* [EXERCISE DIRECTIONS]: In the listing below, count the lines containing the string "JSON". Reply with that number only.

─── LISTED ENTRIES

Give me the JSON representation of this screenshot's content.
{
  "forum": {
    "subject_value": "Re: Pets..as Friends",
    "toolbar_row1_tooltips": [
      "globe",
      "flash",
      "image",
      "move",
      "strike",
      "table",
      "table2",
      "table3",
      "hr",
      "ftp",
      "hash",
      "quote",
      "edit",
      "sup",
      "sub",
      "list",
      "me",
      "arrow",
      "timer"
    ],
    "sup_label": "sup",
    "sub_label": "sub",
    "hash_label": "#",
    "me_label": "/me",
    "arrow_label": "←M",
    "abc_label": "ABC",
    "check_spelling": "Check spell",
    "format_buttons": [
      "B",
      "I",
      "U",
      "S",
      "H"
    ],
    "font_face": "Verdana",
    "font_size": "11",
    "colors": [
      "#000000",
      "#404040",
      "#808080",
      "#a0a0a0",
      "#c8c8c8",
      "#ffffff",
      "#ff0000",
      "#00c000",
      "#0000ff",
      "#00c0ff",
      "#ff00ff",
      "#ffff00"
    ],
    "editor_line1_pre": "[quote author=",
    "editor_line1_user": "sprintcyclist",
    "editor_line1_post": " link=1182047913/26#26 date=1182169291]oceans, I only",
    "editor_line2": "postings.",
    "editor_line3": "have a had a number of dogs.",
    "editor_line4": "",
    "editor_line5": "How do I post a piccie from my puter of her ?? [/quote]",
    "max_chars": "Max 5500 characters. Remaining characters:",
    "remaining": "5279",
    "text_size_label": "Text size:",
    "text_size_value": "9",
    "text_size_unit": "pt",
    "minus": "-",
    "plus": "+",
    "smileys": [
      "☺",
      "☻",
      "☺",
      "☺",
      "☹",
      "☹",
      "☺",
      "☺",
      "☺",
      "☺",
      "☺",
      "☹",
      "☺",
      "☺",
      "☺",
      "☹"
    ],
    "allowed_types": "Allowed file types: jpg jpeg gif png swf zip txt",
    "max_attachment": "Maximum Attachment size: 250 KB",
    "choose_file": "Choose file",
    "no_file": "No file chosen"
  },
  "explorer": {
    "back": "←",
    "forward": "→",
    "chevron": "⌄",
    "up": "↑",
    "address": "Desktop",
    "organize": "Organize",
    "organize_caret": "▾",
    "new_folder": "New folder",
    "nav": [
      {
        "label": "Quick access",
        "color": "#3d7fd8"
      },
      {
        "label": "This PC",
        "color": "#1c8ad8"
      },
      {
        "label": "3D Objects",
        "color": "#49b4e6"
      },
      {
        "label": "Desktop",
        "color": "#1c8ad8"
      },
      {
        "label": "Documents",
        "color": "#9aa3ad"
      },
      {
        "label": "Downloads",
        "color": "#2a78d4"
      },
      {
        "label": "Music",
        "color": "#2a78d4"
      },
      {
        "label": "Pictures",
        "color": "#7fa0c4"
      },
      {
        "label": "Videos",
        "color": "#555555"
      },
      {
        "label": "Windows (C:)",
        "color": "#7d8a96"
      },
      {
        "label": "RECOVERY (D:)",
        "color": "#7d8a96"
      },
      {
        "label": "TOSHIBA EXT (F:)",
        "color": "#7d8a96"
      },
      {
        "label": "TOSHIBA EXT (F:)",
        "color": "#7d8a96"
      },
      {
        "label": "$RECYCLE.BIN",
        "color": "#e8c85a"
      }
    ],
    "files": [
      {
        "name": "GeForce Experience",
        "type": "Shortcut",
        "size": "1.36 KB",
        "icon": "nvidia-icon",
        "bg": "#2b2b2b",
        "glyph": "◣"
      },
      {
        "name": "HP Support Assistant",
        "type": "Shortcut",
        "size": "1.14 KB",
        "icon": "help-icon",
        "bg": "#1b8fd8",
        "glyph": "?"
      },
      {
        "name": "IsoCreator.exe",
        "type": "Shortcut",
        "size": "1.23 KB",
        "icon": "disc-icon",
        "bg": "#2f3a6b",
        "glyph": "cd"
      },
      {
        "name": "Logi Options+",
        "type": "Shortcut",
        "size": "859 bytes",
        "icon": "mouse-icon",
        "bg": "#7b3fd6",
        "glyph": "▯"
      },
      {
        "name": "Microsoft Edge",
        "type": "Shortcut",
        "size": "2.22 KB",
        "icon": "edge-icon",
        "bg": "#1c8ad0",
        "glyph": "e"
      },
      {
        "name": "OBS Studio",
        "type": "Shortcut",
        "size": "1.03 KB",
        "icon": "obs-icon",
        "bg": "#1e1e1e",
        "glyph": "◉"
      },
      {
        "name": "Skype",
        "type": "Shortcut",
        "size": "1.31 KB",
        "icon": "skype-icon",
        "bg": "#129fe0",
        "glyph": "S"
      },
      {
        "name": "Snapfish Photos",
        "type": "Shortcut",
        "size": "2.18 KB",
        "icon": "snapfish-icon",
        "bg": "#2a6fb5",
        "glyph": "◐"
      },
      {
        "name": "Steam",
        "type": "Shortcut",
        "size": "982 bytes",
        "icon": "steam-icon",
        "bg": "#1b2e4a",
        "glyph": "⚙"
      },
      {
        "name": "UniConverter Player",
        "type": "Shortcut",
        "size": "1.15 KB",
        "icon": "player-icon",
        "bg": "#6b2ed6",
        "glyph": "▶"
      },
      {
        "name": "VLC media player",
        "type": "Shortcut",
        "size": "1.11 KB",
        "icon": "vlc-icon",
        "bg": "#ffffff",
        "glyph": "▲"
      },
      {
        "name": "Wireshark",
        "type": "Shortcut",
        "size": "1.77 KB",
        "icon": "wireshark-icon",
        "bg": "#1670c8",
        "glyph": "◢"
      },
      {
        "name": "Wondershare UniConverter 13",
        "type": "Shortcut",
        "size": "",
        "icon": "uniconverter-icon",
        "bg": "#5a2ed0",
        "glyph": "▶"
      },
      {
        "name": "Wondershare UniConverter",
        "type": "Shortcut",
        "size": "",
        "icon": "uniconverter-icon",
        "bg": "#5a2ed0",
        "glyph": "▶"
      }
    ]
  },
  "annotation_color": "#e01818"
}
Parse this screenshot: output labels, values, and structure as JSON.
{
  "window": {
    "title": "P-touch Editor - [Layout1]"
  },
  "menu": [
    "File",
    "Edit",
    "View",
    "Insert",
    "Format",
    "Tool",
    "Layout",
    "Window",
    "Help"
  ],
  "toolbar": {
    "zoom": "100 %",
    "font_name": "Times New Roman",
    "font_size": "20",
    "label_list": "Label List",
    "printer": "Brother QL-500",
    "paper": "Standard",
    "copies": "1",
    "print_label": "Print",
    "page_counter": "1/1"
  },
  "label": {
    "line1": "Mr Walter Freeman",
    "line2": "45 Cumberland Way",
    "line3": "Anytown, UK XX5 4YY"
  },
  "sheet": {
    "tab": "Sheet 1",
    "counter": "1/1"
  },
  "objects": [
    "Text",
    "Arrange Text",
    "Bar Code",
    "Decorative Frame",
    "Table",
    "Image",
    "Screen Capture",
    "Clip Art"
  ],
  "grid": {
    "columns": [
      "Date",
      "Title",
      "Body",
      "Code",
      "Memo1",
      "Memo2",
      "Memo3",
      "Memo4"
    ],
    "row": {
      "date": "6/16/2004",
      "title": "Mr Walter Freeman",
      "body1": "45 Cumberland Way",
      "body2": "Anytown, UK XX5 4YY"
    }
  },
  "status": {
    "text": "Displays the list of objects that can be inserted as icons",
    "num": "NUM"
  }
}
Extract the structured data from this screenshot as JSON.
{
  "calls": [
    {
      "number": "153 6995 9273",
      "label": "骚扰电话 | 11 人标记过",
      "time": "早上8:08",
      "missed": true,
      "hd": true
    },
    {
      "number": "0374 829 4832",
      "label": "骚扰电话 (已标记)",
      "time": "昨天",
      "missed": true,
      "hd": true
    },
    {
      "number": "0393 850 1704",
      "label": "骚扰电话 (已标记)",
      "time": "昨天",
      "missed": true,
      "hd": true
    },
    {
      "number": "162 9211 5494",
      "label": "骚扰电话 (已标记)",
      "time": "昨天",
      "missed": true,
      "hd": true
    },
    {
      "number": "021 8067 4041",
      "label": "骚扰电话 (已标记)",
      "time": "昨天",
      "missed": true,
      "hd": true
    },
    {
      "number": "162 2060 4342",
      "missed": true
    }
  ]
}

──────

* [RESULT FOR THIS EXERCISE]: 3